When thinking about the last two weeks as a guest in two very welcoming and yet very different homes, I can’t help but think about Belle’s situation in Beauty and the Beast. While in the castle, Belle is treated with every courtesy by the kitchenware and household objects, not at first by her “host”. She is provided with lavish meals, given a luxurious bed, entertained either by snowball fights or singing dishes, and has access to a vast library with all sorts of nooks and crannies to curl up in. What more could she want? Freedom. The ability to do and be where she wants. To not have to think about if it’s proper to raid the kitchen at night or not. That is what all house guests eventually want. To do whatever, whenever… Ok, so in her case, she is a captive and isn’t allowed to leave and maybe an analogy with Belle wasn’t the best of ideas, but don’t give up on this post yet.

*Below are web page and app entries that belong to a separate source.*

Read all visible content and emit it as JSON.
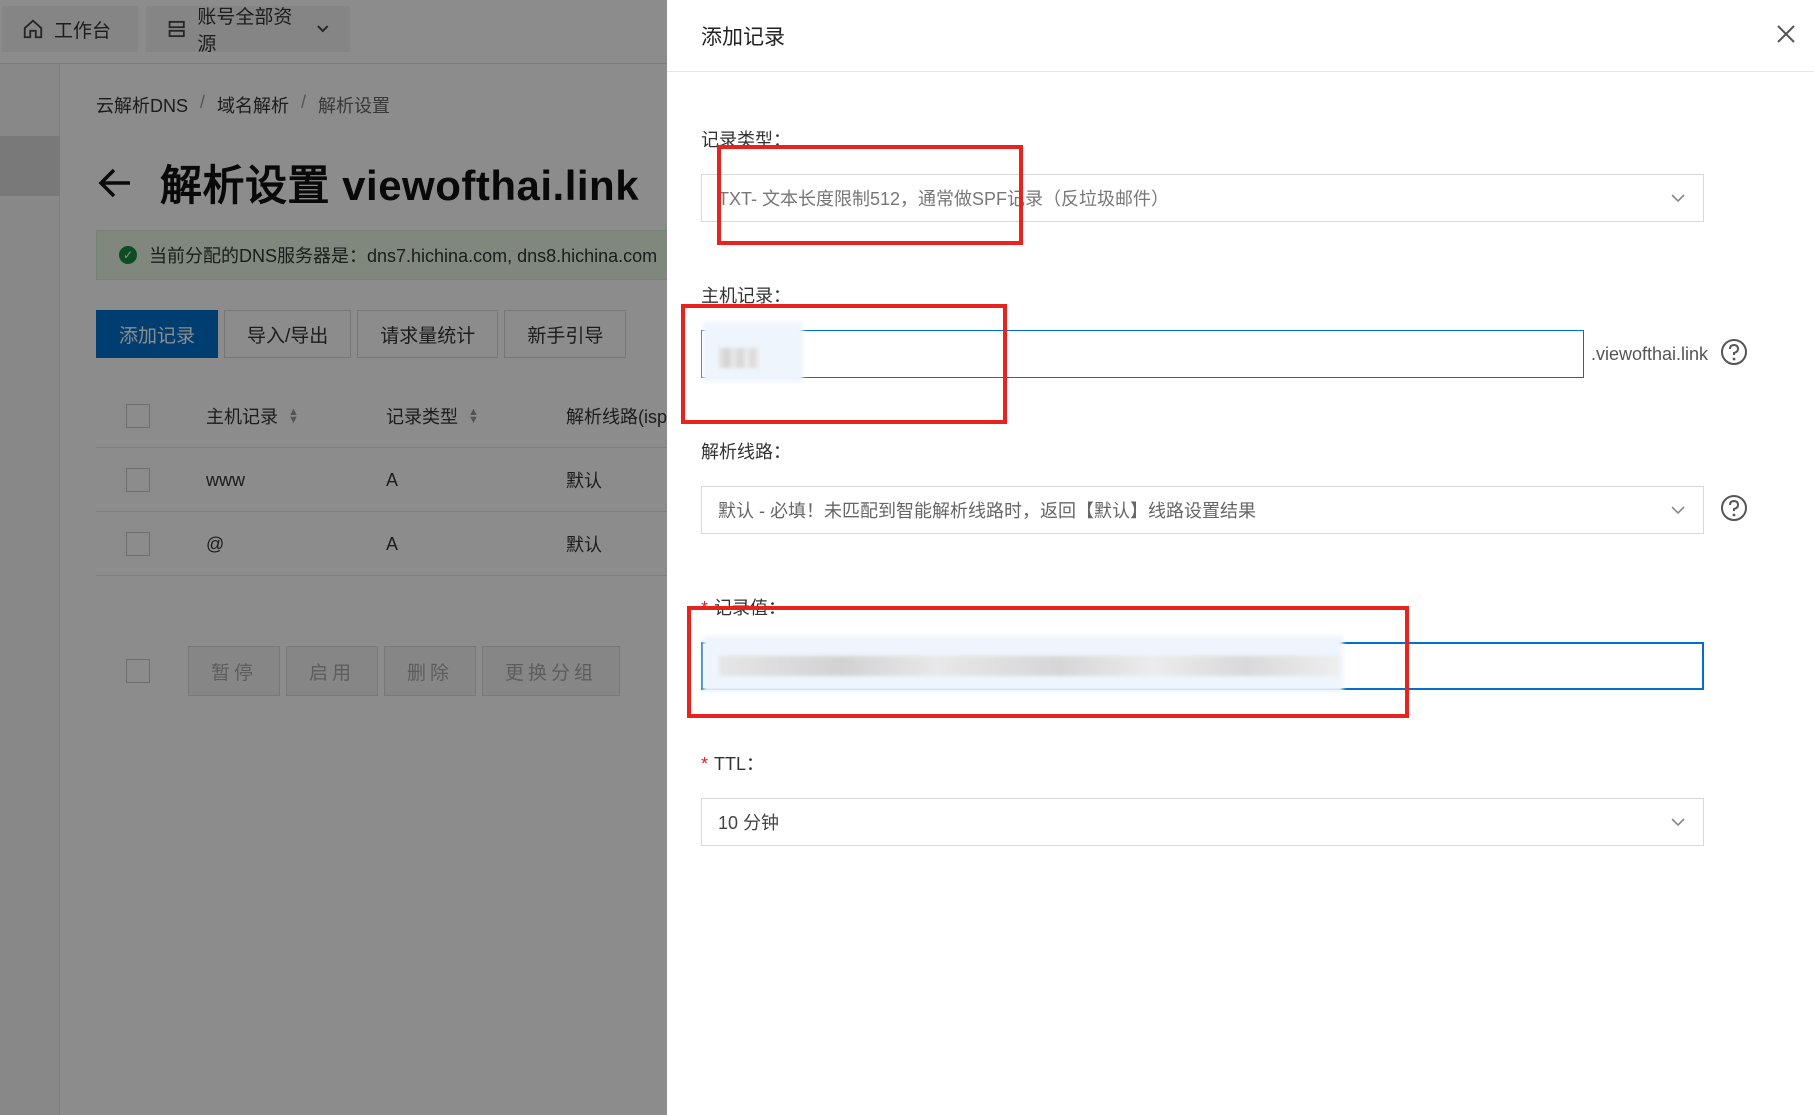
{
  "topbar": {
    "workbench_label": "工作台",
    "resources_label": "账号全部资源"
  },
  "breadcrumb": {
    "items": [
      "云解析DNS",
      "域名解析",
      "解析设置"
    ],
    "separator": "/"
  },
  "page": {
    "title": "解析设置 viewofthai.link"
  },
  "notice": {
    "text": "当前分配的DNS服务器是：dns7.hichina.com, dns8.hichina.com"
  },
  "toolbar": {
    "add_label": "添加记录",
    "import_export_label": "导入/导出",
    "stats_label": "请求量统计",
    "guide_label": "新手引导"
  },
  "table": {
    "headers": [
      "主机记录",
      "记录类型",
      "解析线路(isp)"
    ],
    "rows": [
      {
        "host": "www",
        "type": "A",
        "line": "默认"
      },
      {
        "host": "@",
        "type": "A",
        "line": "默认"
      }
    ]
  },
  "bulk": {
    "pause_label": "暂停",
    "enable_label": "启用",
    "delete_label": "删除",
    "group_label": "更换分组"
  },
  "drawer": {
    "title": "添加记录",
    "record_type_label": "记录类型：",
    "record_type_value": "TXT- 文本长度限制512，通常做SPF记录（反垃圾邮件）",
    "host_label": "主机记录：",
    "host_suffix": ".viewofthai.link",
    "line_label": "解析线路：",
    "line_value": "默认 - 必填！未匹配到智能解析线路时，返回【默认】线路设置结果",
    "value_label": "记录值：",
    "ttl_label": "TTL：",
    "ttl_value": "10 分钟",
    "required_mark": "*"
  },
  "colors": {
    "primary": "#0070cc",
    "annotation": "#e8221d",
    "success": "#1b8a3c"
  }
}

Being a guest is grand. You are staying for free in someones house, eating their food and being shown the sights. Sometimes you get to see events that only locals get to see. For example, a school fair or a town parade. For awhile this is fun, enjoyable and exciting. But eventually the “being a guest” gets tiresome (just like being a host can be exhausting).
As a guest, you need to be aware of the household routines you might be interrupting. You have to offer your help, but not try to impose yourself on their habits (the kids have their chores, so don’t empty the dishwasher kind of thing). You have to try to “make yourself at home”, while not offending your host by allowing one of your bizarre-yet-perfectly-normal-to-you habits be observed. No matter how messy their house is, you have to hide your mess so that you leave a good impression. You want to be interested and have good conversation, but you need to be careful what topic you bring up. All sorts of subtlety is involved.
Many of the nuances of being a guest are not difficult to figure out and adapt to, but after awhile can start to wear. I have absolutely enjoyed myself with these two Kiwi families, but I am ready for my own space. I am ready to drink milk out of the carton again (just a stereotypical bad habit, my mother would kill me if I ever did that). I have put myself in these guest situations and feel that I have been an admirable house-guest. But one of the most important parts of being that model house guest means knowing when to leave. For yourself, but more importantly well before the host wants to put their boot to your backside to help you out the door. I had a few constraints on my being able to stop being a guest for myself (I did manage to head out before being kicked out).
I would have loved to have found a car, job and place of our own within the first week of arriving, but the alas the stars were not aligned. Finding a car was my “first” necessary step. It was to be the mode of transportation throughout the journey. But buying a car without having a car to get you to the random locations to test drive a car, is rather difficult. My boyfriend and I, finally managed to buy Arlene. Our Mazda Familia who has a lot of “character” (not to mention a new horn that sounds like a swallowed wasp).
Once we bought Arlene, we headed out of Auckland central to our next “guest” situation. This second guest-stop, was to a) visit some of my boyfriend’s family friends and b) to kill time before an interview on the South Island. Here we did a bit more exploring, went on hikes, soaked in natural hot springs and found out that while New Zealand has wi-fi, you either have to pay for it or if it is free, it just plain doesn’t work.
After a bit of correspondence, our interview date was determined, we reserved a spot on the ferry from Wellington to Picton and we headed out on our own. Well, we stayed till our host son’s school event was over on that Saturday. The event was called Calf Club and since the school is in a farming community it has a livestock show. Early Saturday morning there were little boys and girls showing chickens they had raised and trained to do tricks as well as lambs, goats, and adorable calves being paraded and judged. If the student was unable to raise, feed, and train a live farm animal, they had to do a fashion show with “wearable art” made out of recycled or natural materials. Our hosts son decided to go as Marmite (the Kiwi Vegemite). It was hilarious and the costume was great. It was sad to say farewell to that smart, funny and very sociable 11-year old. But anyway, we needed to be on our way.
Now we are no longer guests. We don’t have to worry about interrupting routines or family plans, but we still don’t have a place “our own” and so the freedom to eat banana and peanut butter sandwiches at 3am is still not ours. Oh well, we will just have to see what happens!